EXERCISE REQUIREMENTS ::
The task calls for each line of the records below in which the word "label" appears.

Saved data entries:
....

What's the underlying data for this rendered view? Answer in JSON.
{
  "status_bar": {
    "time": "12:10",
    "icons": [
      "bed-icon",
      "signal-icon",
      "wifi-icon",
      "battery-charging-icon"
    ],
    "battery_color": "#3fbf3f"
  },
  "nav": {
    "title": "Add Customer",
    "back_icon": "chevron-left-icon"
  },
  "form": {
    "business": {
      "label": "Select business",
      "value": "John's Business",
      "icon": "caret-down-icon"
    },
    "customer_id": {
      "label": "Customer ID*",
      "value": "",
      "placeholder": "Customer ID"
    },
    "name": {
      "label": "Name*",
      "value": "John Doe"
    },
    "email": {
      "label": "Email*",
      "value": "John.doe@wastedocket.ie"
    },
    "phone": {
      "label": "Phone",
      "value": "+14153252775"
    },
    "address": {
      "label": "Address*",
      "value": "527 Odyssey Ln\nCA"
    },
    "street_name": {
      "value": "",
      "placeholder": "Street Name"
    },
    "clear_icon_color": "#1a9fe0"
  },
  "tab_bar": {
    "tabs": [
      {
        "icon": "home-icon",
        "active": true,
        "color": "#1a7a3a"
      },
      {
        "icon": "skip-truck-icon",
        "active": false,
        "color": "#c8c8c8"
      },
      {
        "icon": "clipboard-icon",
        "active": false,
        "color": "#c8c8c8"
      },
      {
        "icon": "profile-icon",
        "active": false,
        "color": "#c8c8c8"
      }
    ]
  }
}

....

YOUR RESPONSE ::
      "label": "Select business",
      "label": "Customer ID*",
      "label": "Name*",
      "label": "Email*",
      "label": "Phone",
      "label": "Address*",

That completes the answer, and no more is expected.